[[ RECORD EXCERPTS open ]]

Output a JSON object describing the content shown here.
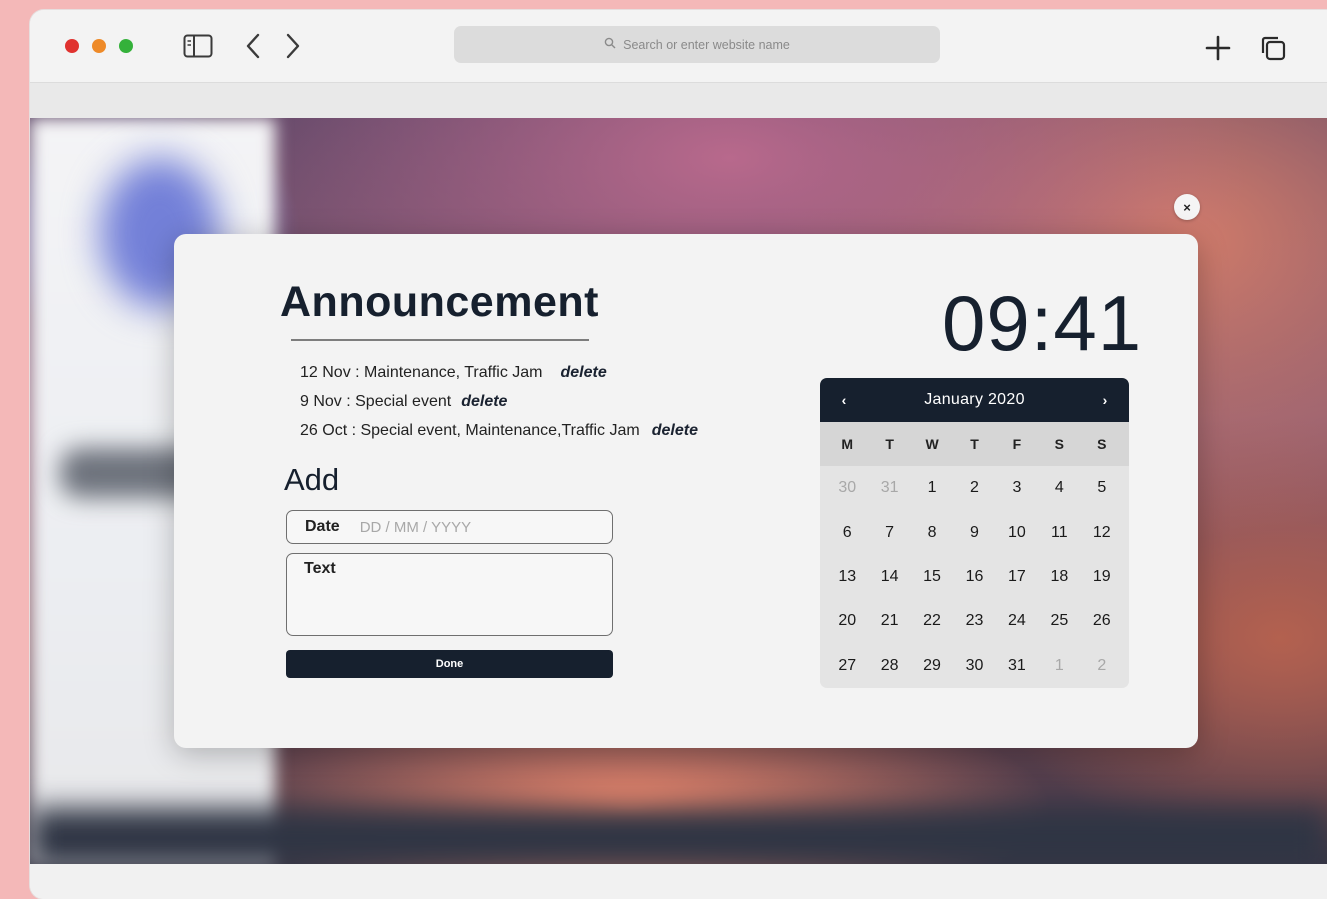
{
  "browser": {
    "address_placeholder": "Search or enter website name",
    "controls": [
      "close",
      "minimize",
      "zoom"
    ],
    "traffic_light_colors": {
      "close": "#e0322f",
      "minimize": "#ee8a28",
      "zoom": "#34b13a"
    }
  },
  "announcement": {
    "title": "Announcement",
    "items": [
      {
        "text": "12 Nov : Maintenance, Traffic Jam",
        "delete_label": "delete"
      },
      {
        "text": "9 Nov : Special event",
        "delete_label": "delete"
      },
      {
        "text": "26 Oct : Special event, Maintenance,Traffic Jam",
        "delete_label": "delete"
      }
    ]
  },
  "add_form": {
    "title": "Add",
    "date_label": "Date",
    "date_placeholder": "DD / MM / YYYY",
    "text_label": "Text",
    "done_label": "Done"
  },
  "clock": {
    "time": "09:41"
  },
  "calendar": {
    "month_label": "January 2020",
    "prev_icon": "‹",
    "next_icon": "›",
    "weekdays": [
      "M",
      "T",
      "W",
      "T",
      "F",
      "S",
      "S"
    ],
    "days": [
      {
        "d": "30",
        "muted": true
      },
      {
        "d": "31",
        "muted": true
      },
      {
        "d": "1"
      },
      {
        "d": "2"
      },
      {
        "d": "3"
      },
      {
        "d": "4"
      },
      {
        "d": "5"
      },
      {
        "d": "6"
      },
      {
        "d": "7"
      },
      {
        "d": "8"
      },
      {
        "d": "9"
      },
      {
        "d": "10"
      },
      {
        "d": "11"
      },
      {
        "d": "12"
      },
      {
        "d": "13"
      },
      {
        "d": "14"
      },
      {
        "d": "15"
      },
      {
        "d": "16"
      },
      {
        "d": "17"
      },
      {
        "d": "18"
      },
      {
        "d": "19"
      },
      {
        "d": "20"
      },
      {
        "d": "21"
      },
      {
        "d": "22"
      },
      {
        "d": "23"
      },
      {
        "d": "24"
      },
      {
        "d": "25"
      },
      {
        "d": "26"
      },
      {
        "d": "27"
      },
      {
        "d": "28"
      },
      {
        "d": "29"
      },
      {
        "d": "30"
      },
      {
        "d": "31"
      },
      {
        "d": "1",
        "muted": true
      },
      {
        "d": "2",
        "muted": true
      }
    ]
  },
  "modal": {
    "close_icon": "×"
  },
  "colors": {
    "accent": "#16202e",
    "page_background": "#f4b8b8"
  }
}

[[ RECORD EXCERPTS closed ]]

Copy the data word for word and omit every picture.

Output a JSON object describing the content shown here.
{
  "browser": {
    "address_placeholder": "Search or enter website name",
    "controls": [
      "close",
      "minimize",
      "zoom"
    ],
    "traffic_light_colors": {
      "close": "#e0322f",
      "minimize": "#ee8a28",
      "zoom": "#34b13a"
    }
  },
  "announcement": {
    "title": "Announcement",
    "items": [
      {
        "text": "12 Nov : Maintenance, Traffic Jam",
        "delete_label": "delete"
      },
      {
        "text": "9 Nov : Special event",
        "delete_label": "delete"
      },
      {
        "text": "26 Oct : Special event, Maintenance,Traffic Jam",
        "delete_label": "delete"
      }
    ]
  },
  "add_form": {
    "title": "Add",
    "date_label": "Date",
    "date_placeholder": "DD / MM / YYYY",
    "text_label": "Text",
    "done_label": "Done"
  },
  "clock": {
    "time": "09:41"
  },
  "calendar": {
    "month_label": "January 2020",
    "prev_icon": "‹",
    "next_icon": "›",
    "weekdays": [
      "M",
      "T",
      "W",
      "T",
      "F",
      "S",
      "S"
    ],
    "days": [
      {
        "d": "30",
        "muted": true
      },
      {
        "d": "31",
        "muted": true
      },
      {
        "d": "1"
      },
      {
        "d": "2"
      },
      {
        "d": "3"
      },
      {
        "d": "4"
      },
      {
        "d": "5"
      },
      {
        "d": "6"
      },
      {
        "d": "7"
      },
      {
        "d": "8"
      },
      {
        "d": "9"
      },
      {
        "d": "10"
      },
      {
        "d": "11"
      },
      {
        "d": "12"
      },
      {
        "d": "13"
      },
      {
        "d": "14"
      },
      {
        "d": "15"
      },
      {
        "d": "16"
      },
      {
        "d": "17"
      },
      {
        "d": "18"
      },
      {
        "d": "19"
      },
      {
        "d": "20"
      },
      {
        "d": "21"
      },
      {
        "d": "22"
      },
      {
        "d": "23"
      },
      {
        "d": "24"
      },
      {
        "d": "25"
      },
      {
        "d": "26"
      },
      {
        "d": "27"
      },
      {
        "d": "28"
      },
      {
        "d": "29"
      },
      {
        "d": "30"
      },
      {
        "d": "31"
      },
      {
        "d": "1",
        "muted": true
      },
      {
        "d": "2",
        "muted": true
      }
    ]
  },
  "modal": {
    "close_icon": "×"
  },
  "colors": {
    "accent": "#16202e",
    "page_background": "#f4b8b8"
  }
}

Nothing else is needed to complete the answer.